The work clearly benefited both men, as Eubank Jr went on to dominate Abraham.  For this fight though, warmer climes than Brighton have been found, as McIntyre has spent time preparing in Valencia.  "A friend kept telling me to go and see this place, telling me how good it was" says McIntyre.  "It's unreal.  It's so remote, there's literally a mountain in your back garden, a desert in your front garden, organic orange trees, chickens running around.  There's everything for a training camp.  It's relaxing, 37 degrees and a swimming pool to jump in.  We're going to start putting things on out there, it's amazing."

If the warm weather preparations go to plan and McIntyre defends his title on September 9th, where can we expect him to go next?  There is the option of current British champion at the weight, Frank Buglioni perhaps?  "I sparred him a lot, but there are some factors that mean it may not happen.  It doesn't matter to me who it is, I just want the British next after my English title."

With September 9th being a British title eliminator, it sets McIntyre on the right path to the British title.  There may be further eliminators to go, but defending his title for the first time is imperative.  "I've been looking forward to defending that title for a while.  I won it in such bitter sweet circumstances, a lot was happening around the time of the buildup for that fight.  It was a lot of extremes and a bit mad."

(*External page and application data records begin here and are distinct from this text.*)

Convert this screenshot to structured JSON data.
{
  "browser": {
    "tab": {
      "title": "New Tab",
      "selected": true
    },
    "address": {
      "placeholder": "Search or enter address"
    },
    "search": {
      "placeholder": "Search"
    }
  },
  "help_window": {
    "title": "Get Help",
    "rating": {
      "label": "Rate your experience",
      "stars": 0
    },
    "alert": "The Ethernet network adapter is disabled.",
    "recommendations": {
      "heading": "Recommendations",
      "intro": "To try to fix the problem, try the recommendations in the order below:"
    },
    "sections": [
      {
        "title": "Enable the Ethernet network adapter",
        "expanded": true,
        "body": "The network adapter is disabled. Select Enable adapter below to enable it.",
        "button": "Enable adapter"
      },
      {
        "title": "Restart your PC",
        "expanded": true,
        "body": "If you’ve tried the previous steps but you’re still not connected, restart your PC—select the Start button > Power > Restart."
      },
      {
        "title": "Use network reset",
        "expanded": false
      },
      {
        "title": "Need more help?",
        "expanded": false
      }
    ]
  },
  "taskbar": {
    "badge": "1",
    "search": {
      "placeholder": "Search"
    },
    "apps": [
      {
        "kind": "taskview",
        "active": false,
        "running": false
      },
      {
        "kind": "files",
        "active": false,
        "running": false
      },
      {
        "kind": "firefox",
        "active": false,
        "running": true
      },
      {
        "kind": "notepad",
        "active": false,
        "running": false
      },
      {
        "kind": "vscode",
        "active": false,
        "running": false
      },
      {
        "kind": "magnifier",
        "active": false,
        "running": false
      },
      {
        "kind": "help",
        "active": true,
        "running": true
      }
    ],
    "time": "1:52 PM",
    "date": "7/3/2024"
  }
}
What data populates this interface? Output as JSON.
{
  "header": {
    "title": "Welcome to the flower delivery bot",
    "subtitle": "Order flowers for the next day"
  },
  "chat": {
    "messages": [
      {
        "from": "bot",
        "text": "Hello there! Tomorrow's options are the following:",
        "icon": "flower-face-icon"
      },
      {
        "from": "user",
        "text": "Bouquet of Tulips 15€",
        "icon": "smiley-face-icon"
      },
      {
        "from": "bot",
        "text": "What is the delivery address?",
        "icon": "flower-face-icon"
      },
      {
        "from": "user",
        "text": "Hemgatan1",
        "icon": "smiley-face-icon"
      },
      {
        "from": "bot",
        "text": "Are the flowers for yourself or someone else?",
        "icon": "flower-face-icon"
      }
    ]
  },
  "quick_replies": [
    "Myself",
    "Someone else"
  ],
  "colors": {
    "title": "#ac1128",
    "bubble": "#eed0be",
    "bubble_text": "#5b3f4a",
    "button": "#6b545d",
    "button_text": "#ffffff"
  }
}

This time around the camp appears more settled.  McIntyre did what he felt was fate, what he had told his Grandad he had already done.  He gave a huge grin to a man that no doubt would have loved to have seen the title raised.  He believed it had already been won, and you get the feeling that McIntyre felt that too.  That night in Liquid and Envy fulfilled a promise to a man he loved.  Now McIntyre has the chance to go and achieve more, much more.  With the peaks and troughs seemingly levelled out for now, McIntyre will be looking to make sure that one day, his own name and photo are etched into Portsmouth's boxing history.  Who knows, perhaps it will go full circle and McIntyre himself will appear on the memorial he was honoured to unveil.

Joel wanted to thank the sponsors that support him in his professional career.  These are CJ Meats Butchers, DSC Nutrition, Bryburn Developments, Strong Down South Clothing, Morson International and Qualitas.